One hundred and fifty years ago, when Paris was at the center of the world, a group of painters used to gather every morning at Café Guerbois, in the neighborhood of Batignolles.
The ringleader of the group was Éduard Manet. He was one of the oldest and most established members of the group, a handsome and gregarious man in his early thirties who dressed in the height of fashion and charmed all those around him with his energy and humor.
Manet´s great friend was Edgar Degas. He was among the few who could match wits with Manet; the two shared a fiery spirit and a sharp tongue and would sometimes descend into bitter argument.
Paul Cézanne, tall and gruff, would come and sit moodily in the corner, his trousers held up with a string. "I am not offering you my hand," Cézanne said to Manet once before slumping down by himself. "I haven`t washed them for eight days."
Claude Monet, self-absorbed and strong willed, was a grocer`s son who lacked the education of some of the others. His best friend was the "easy urchin" Pierre-Auguste Renoir, who, over the course of their friendship, would paint eleven portraits of Monet.
The moral compass of the group was Camille Pissarro: fircely political, loyal, and principled. Even Cézanne - the most ornery and alienated of men - loved Pissaro. Years later, he would identify himself as "Cézanne, pupil of Pissaro."

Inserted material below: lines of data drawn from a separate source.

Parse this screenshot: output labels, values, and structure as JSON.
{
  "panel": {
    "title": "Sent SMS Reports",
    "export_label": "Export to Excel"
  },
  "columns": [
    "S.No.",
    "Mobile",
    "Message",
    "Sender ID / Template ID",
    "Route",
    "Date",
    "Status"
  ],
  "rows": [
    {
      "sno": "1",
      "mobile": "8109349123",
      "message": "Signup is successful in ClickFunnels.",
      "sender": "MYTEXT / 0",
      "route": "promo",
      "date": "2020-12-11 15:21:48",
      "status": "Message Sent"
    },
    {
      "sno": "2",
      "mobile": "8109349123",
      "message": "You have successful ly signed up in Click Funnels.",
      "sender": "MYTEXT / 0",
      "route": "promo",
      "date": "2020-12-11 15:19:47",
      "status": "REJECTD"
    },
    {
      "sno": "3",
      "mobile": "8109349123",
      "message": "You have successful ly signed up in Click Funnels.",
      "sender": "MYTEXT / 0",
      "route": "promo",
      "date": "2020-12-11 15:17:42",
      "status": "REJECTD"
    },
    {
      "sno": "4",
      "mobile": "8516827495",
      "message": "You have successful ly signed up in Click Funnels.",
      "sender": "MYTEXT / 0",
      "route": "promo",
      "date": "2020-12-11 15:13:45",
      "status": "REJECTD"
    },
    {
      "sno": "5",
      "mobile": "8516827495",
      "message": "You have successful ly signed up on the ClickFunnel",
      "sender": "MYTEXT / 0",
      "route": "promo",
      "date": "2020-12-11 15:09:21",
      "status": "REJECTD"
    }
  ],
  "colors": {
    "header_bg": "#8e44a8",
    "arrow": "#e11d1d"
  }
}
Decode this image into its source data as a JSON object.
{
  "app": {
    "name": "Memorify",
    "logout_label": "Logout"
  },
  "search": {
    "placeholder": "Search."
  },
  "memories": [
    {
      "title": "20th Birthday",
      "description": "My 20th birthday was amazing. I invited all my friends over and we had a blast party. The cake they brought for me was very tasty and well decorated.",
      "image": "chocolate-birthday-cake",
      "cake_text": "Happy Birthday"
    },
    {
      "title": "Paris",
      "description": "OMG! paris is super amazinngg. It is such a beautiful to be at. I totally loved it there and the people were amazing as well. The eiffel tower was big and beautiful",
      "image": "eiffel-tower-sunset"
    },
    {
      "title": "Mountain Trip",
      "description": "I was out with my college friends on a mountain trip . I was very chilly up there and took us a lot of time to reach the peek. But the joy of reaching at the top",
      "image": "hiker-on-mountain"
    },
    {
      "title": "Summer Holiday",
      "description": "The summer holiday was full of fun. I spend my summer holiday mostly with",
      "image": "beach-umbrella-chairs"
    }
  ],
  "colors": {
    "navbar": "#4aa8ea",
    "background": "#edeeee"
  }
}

Painting was regulated by a government department in the nineteenth century, called th Ministry of the Imperial House and the Fine Arts. Considered a profession in the same way that medicine or the law is today, a promissing painter would start at the École Nationale Supérieure des Beaux-Arts.